Arthritis Specialist

Trinity Pain Medicine Associates

Board Certified Pain Management & Board Certified Anesthesiology located in Fort Worth, TX

Every year, over 50 million Americans learn that they have some form of arthritis, a group of conditions that cause joint inflammation which is often accompanied by pain and stiffness. Dr. Ashley M. Classen and the team at Trinity Pain Medicine Associates in Fort Worth, Texas can help diagnose and treat your arthritic condition, so you can continue your active life. Call the office or book an appointment online today.

Arthritis Q & A

Trinity Pain Medicine Associates

What is arthritis?

Arthritis is not a single condition with a single cause. Osteoarthritis is the most common form, where the cartilage that protects the ends of bones erodes, permitting bone-on-bone contact and creating inflammation and pain in a joint. Often due to the wear and tear of daily living, osteoarthritis may also follow an injury to a joint.

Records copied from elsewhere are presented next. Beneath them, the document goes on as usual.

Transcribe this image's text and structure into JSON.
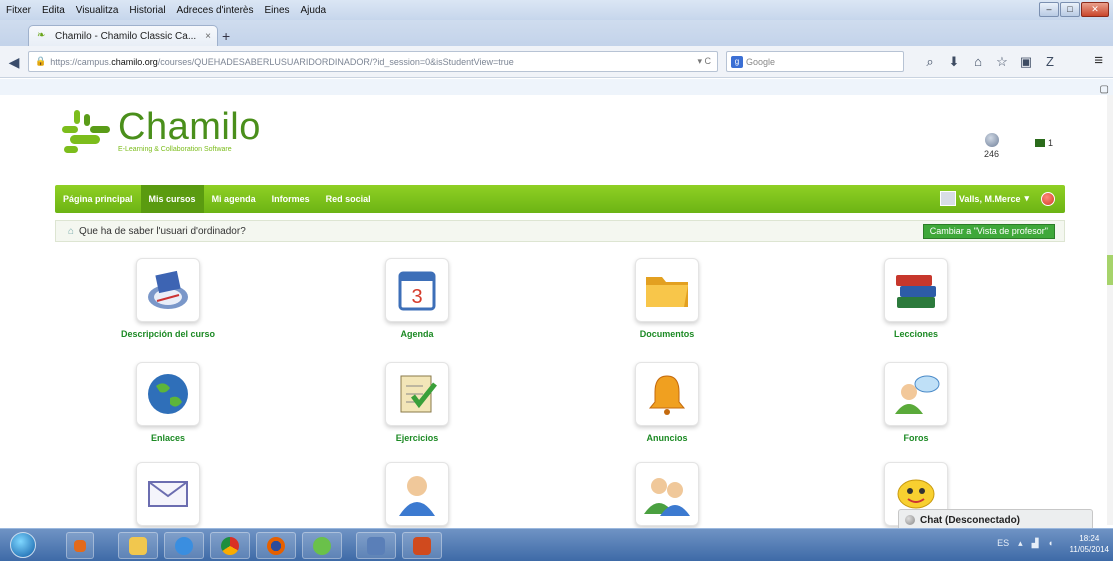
{
  "browser": {
    "menu": [
      "Fitxer",
      "Edita",
      "Visualitza",
      "Historial",
      "Adreces d'interès",
      "Eines",
      "Ajuda"
    ],
    "tab_title": "Chamilo - Chamilo Classic Ca...",
    "new_tab": "+",
    "url_scheme": "https://campus.",
    "url_host": "chamilo.org",
    "url_path": "/courses/QUEHADESABERLUSUARIDORDINADOR/?id_session=0&isStudentView=true",
    "search_placeholder": "Google",
    "window_controls": [
      "–",
      "□",
      "✕"
    ]
  },
  "header": {
    "logo_name": "Chamilo",
    "logo_tagline": "E-Learning & Collaboration Software",
    "count_1": "246",
    "count_2": "1"
  },
  "nav": {
    "items": [
      "Página principal",
      "Mis cursos",
      "Mi agenda",
      "Informes",
      "Red social"
    ],
    "active_index": 1,
    "user_name": "Valls, M.Merce"
  },
  "course": {
    "title": "Que ha de saber l'usuari d'ordinador?",
    "switch_button": "Cambiar a \"Vista de profesor\""
  },
  "tools": [
    {
      "label": "Descripción del curso",
      "icon": "course-description-icon"
    },
    {
      "label": "Agenda",
      "icon": "calendar-icon"
    },
    {
      "label": "Documentos",
      "icon": "folder-icon"
    },
    {
      "label": "Lecciones",
      "icon": "books-icon"
    },
    {
      "label": "Enlaces",
      "icon": "globe-icon"
    },
    {
      "label": "Ejercicios",
      "icon": "exercise-icon"
    },
    {
      "label": "Anuncios",
      "icon": "bell-icon"
    },
    {
      "label": "Foros",
      "icon": "forum-icon"
    },
    {
      "label": "",
      "icon": "envelope-icon"
    },
    {
      "label": "",
      "icon": "user-icon"
    },
    {
      "label": "",
      "icon": "group-icon"
    },
    {
      "label": "",
      "icon": "smiley-icon"
    }
  ],
  "chat": {
    "label": "Chat (Desconectado)"
  },
  "taskbar": {
    "tray_lang": "ES",
    "time": "18:24",
    "date": "11/05/2014"
  }
}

Rheumatoid arthritis is the second most common form of the disease, and it’s an autoimmune problem, where the synovium – the lining of a joint – is broken down by your dysfunctional immune system. The synovium swells in response, and joint deterioration typically follows. Infections, diseases, and components in your blood can cause other types of arthritis, such as gout, for example.

What are the symptoms of arthritis?

Symptoms change, depending on the type of arthritis you have. However, most forms share some common traits, which can include:

  • Pain, ranging from dull aches to intense, sharp pain
  • Stiffness and reduced mobility of a joint
  • Redness and swelling and an affected joint may feel warm to the touch

You’re at increased risk of arthritis if you have family members with the disorder. Even without a genetic connection, your risk of developing many types of arthritis increases simply by getting older. Rheumatoid arthritis tends to affect women more than men, while gout favors men. Being overweight can put added strain on joints, another risk factor for arthritis, and an injury to a joint may cause premature breakdown of that joint, leading to an arthritic condition.

How is arthritis treated?

Though it seems counterintuitive, some types of arthritis respond well to physical therapy and increased activity. Working the affected joints can reduce the symptoms and pain. Accompanying that, weight loss may also ease the strain on weight-bearing joints.

Medications can often help. Over-the-counter and prescription medications often address the pain and inflammation of arthritis, particularly in the early stages of the disorder’s progress. Corticosteroids both reduce inflammation and suppress immune system activity, making these suitable for most types of arthritis. Other drugs can interrupt immune system attacks on your joints if you have rheumatoid arthritis.

Typically a last resort treatment, surgery may be an option when other treatments fail. This can include joint repair, joint fusion, or joint replacement.